image

This post goes out to my anonymous benefactor who surprised me with two camping plates, two bowls and two mugs. I’m not sure who gave them but I am incredibly thankful for them! Thank you!

————

From Leavings, 2010.

Men Untrained to Comfort

Jason Needly found his father, old Ab, at work
at the age of eighty in the topmost
tier of the barn. “Come down!” Jason called.
“You got no business up there at your age.”
And his father descended, not by a ladder,
there being none, but by inserting his fingers
into the cracks between boards and climbing
down the wall.

And when he was young
and some account and strong and knew
nothing of weariness, old man Milt Wright,
back in the days they called him “Steady,”
carried the rastus plow on his shoulder
up the high hill to his tobacco patch, so
when they got there his mule would be fresh,
unsweated, and ready to go.

Early Rowanberry,
for another, brought a steel-beam breaking plow
at the store in Port William and shouldered it
before the hardly-believing watchers, and carried it
the mile and a half home, down through the woods
along Sand Ripple.

“But the tiredest my daddy
ever got,” his son, Art, told me one day,
“was when he carried fifty rabbits and a big possum
in a sack on his back up onto the point yonder
and out the ridge to town to sell them at the store.”

“But why,” I asked, “didn’t he hitch a team
to the wagon and haul them up there by the road?”

“Well,” Art said, “we didn’t have but two
horses in them days, and we spared them
every way we could. A many a time I’ve seen
my daddy or grandpa jump off the wagon or sled
and take the end of a single tree beside a horse.”

– Wendell Berry

Advertisements

Introduction: Part 1 of 3ish

First of all, I would like to thank those of you who read the first posting. I would like to especially thank those of you who sent me a personalized message. I’m not sure if anybody can comment on my post or not… I know I have severely restricted access to my Facebook account for a myriad of reasons, though I would like to have some way to create discussion about my upcoming experiment… I’m trying to figure out how to proceed on this front and so I will keep you all posted on what I decide.

I’m excited and encouraged that people are curious about what I’m up too. Hopefully, as the upcoming year progresses, each of you will continue to check back, following along as I try to better learn how to live well in my place. I hope we can learn from each other.

In my third year at Lakehead, I took a course called Ecological Literacy. What a fantastic name for a course. Through this course, I was introduced to the idea of Place, a concept that still excites me whenever I think about it. Rest assured, I will explain this concept in much further detail in a future post. Through disciplines such as tracking, bird watching and foraging, I began to see the world around me in ways I had not previously seen. I was also introduced to the work of Mr. Wendell Berry. I will also go much further into him in a later post, though for my purposes today, I will provide a quick sketch.

Mr. Berry is a writer.

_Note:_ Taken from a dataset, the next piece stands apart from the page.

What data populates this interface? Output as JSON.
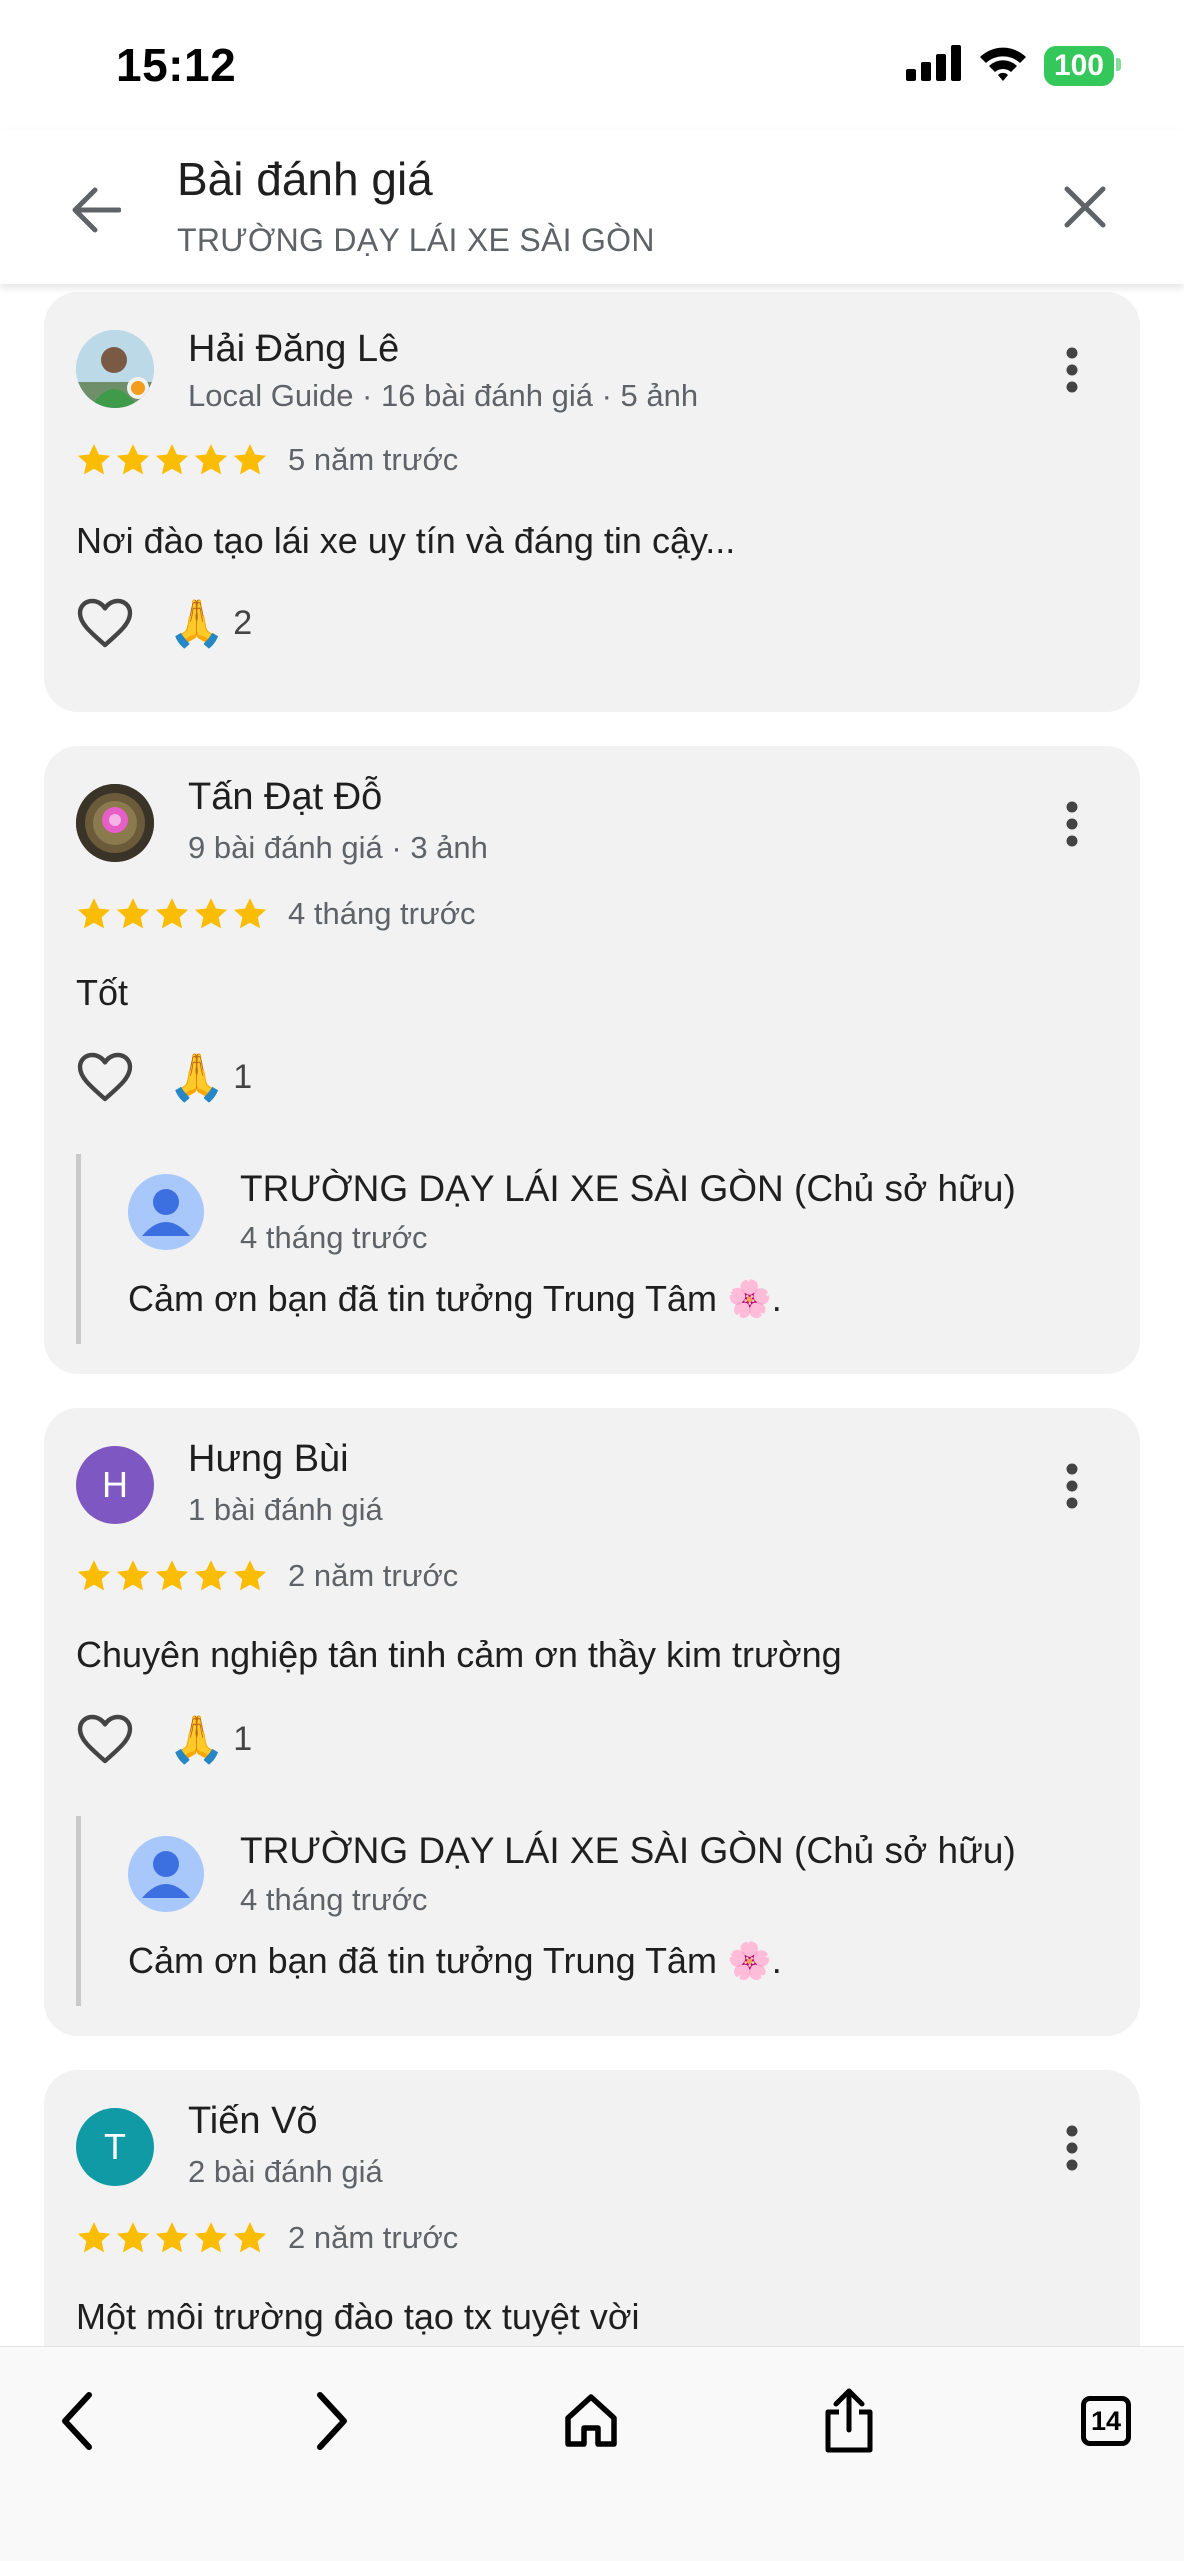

Fiction, poetry and essays are his mediums and his messages include love and fidelity, stewardship and work, conversation and thought, and the power of fellowship, among others. Mr. Berry is living in a community in Kentucky, along the Ohio River, in which he can trace his family for several generations. This looks like it may continue, as his children and grandchildren also currently live there. Mr. Berry, though foremost a writer, is also a farmer. And he writes about farming extensively. Through his work, I began to become interested in perhaps pursuing agriculture as a possible career.

Around that time, I had the option of volunteering with some friends at a local farm. After spending a day there removing some old fencing, I began to realize that perhaps, this was something that I was really interested in. I began to work in agricultural settings. I worked with a historical farm in 2010. The summers of 2011 and 2012 saw me working with a local urban vegetable garden. This past summer I worked at yet another local vegetable farm, in a full-time capacity. Each step of the way, I realized, more and more, that this was something that I enjoyed doing. I enjoyed the feel of the dirt on my hands and under my fingernails. I enjoyed the honestly analytical questions that were required of me to be asked. I enjoyed the humility required by weather and pests and everything else that was outside of my control.

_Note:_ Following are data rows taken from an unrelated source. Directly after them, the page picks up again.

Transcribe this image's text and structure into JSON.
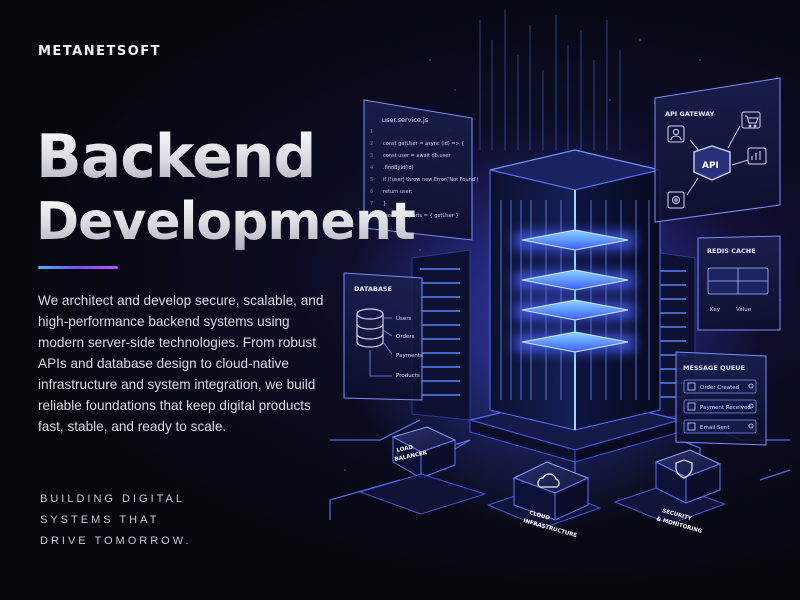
{
  "brand": "METANETSOFT",
  "hero": {
    "title_line1": "Backend",
    "title_line2": "Development",
    "description": "We architect and develop secure, scalable, and high-performance backend systems using modern server-side technologies. From robust APIs and database design to cloud-native infrastructure and system integration, we build reliable foundations that keep digital products fast, stable, and ready to scale.",
    "tagline": [
      "BUILDING DIGITAL",
      "SYSTEMS THAT",
      "DRIVE TOMORROW."
    ]
  },
  "code_panel": {
    "filename": "user.service.js",
    "lines": [
      "const getUser = async (id) => {",
      "  const user = await db.user",
      "    .findById(id)",
      "  if (!user) throw new Error('Not Found')",
      "  return user;",
      "}",
      "module.exports = { getUser }"
    ]
  },
  "database_panel": {
    "title": "DATABASE",
    "items": [
      "Users",
      "Orders",
      "Payments",
      "Products"
    ]
  },
  "api_panel": {
    "title": "API GATEWAY",
    "center": "API"
  },
  "cache_panel": {
    "title": "REDIS CACHE",
    "key_label": "Key",
    "value_label": "Value"
  },
  "queue_panel": {
    "title": "MESSAGE QUEUE",
    "items": [
      "Order Created",
      "Payment Received",
      "Email Sent"
    ]
  },
  "blocks": {
    "load_balancer": [
      "LOAD",
      "BALANCER"
    ],
    "cloud": [
      "CLOUD",
      "INFRASTRUCTURE"
    ],
    "security": [
      "SECURITY",
      "& MONITORING"
    ]
  },
  "colors": {
    "accent_blue": "#3f7dff",
    "accent_purple": "#8a4dff",
    "glow_cyan": "#6fd0ff"
  }
}
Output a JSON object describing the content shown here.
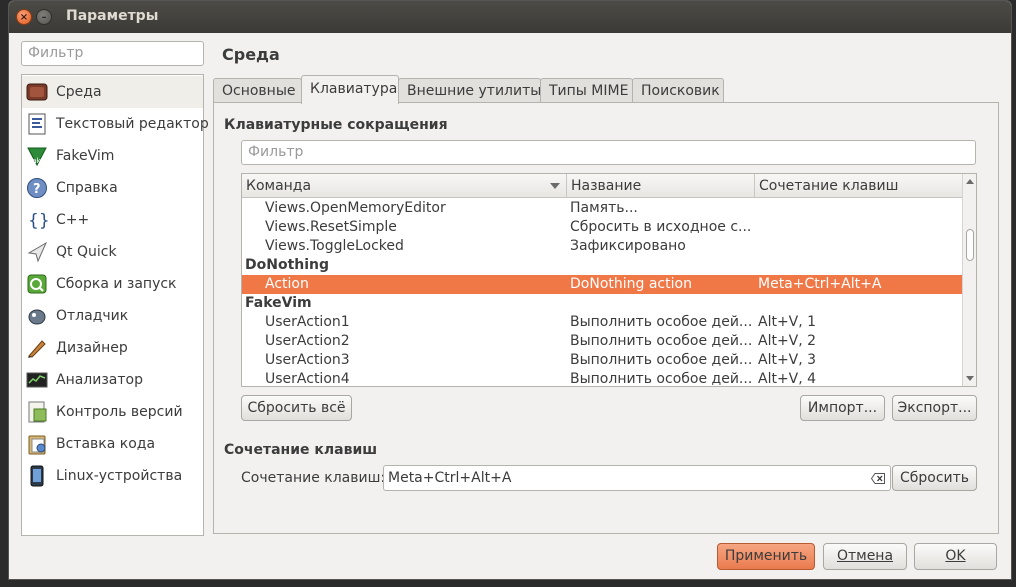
{
  "window": {
    "title": "Параметры"
  },
  "sidebar": {
    "filter_placeholder": "Фильтр",
    "items": [
      {
        "label": "Среда",
        "icon": "environment-icon"
      },
      {
        "label": "Текстовый редактор",
        "icon": "text-editor-icon"
      },
      {
        "label": "FakeVim",
        "icon": "fakevim-icon"
      },
      {
        "label": "Справка",
        "icon": "help-icon"
      },
      {
        "label": "C++",
        "icon": "cpp-icon"
      },
      {
        "label": "Qt Quick",
        "icon": "qt-quick-icon"
      },
      {
        "label": "Сборка и запуск",
        "icon": "build-run-icon"
      },
      {
        "label": "Отладчик",
        "icon": "debugger-icon"
      },
      {
        "label": "Дизайнер",
        "icon": "designer-icon"
      },
      {
        "label": "Анализатор",
        "icon": "analyzer-icon"
      },
      {
        "label": "Контроль версий",
        "icon": "version-control-icon"
      },
      {
        "label": "Вставка кода",
        "icon": "code-paste-icon"
      },
      {
        "label": "Linux-устройства",
        "icon": "linux-devices-icon"
      }
    ]
  },
  "main": {
    "title": "Среда",
    "tabs": [
      "Основные",
      "Клавиатура",
      "Внешние утилиты",
      "Типы MIME",
      "Поисковик"
    ],
    "shortcuts_group": "Клавиатурные сокращения",
    "filter_placeholder": "Фильтр",
    "columns": [
      "Команда",
      "Название",
      "Сочетание клавиш"
    ],
    "rows": [
      {
        "command": "Views.OpenMemoryEditor",
        "name": "Память...",
        "shortcut": ""
      },
      {
        "command": "Views.ResetSimple",
        "name": "Сбросить в исходное с...",
        "shortcut": ""
      },
      {
        "command": "Views.ToggleLocked",
        "name": "Зафиксировано",
        "shortcut": ""
      },
      {
        "command": "DoNothing",
        "name": "",
        "shortcut": "",
        "group": true
      },
      {
        "command": "Action",
        "name": "DoNothing action",
        "shortcut": "Meta+Ctrl+Alt+A",
        "selected": true
      },
      {
        "command": "FakeVim",
        "name": "",
        "shortcut": "",
        "group": true
      },
      {
        "command": "UserAction1",
        "name": "Выполнить особое дей...",
        "shortcut": "Alt+V, 1"
      },
      {
        "command": "UserAction2",
        "name": "Выполнить особое дей...",
        "shortcut": "Alt+V, 2"
      },
      {
        "command": "UserAction3",
        "name": "Выполнить особое дей...",
        "shortcut": "Alt+V, 3"
      },
      {
        "command": "UserAction4",
        "name": "Выполнить особое дей...",
        "shortcut": "Alt+V, 4"
      }
    ],
    "reset_all": "Сбросить всё",
    "import": "Импорт...",
    "export": "Экспорт...",
    "key_group": "Сочетание клавиш",
    "key_label": "Сочетание клавиш:",
    "key_value": "Meta+Ctrl+Alt+A",
    "reset": "Сбросить"
  },
  "footer": {
    "apply": "Применить",
    "cancel": "Отмена",
    "ok": "OK"
  },
  "colors": {
    "selection": "#f07746",
    "apply_button": "#ea7b4e",
    "titlebar": "#3f3e3a"
  }
}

And I knew it was time to stop looking at agriculture as a fun way to spend a summer, and to start looking at it as a life’s vocation…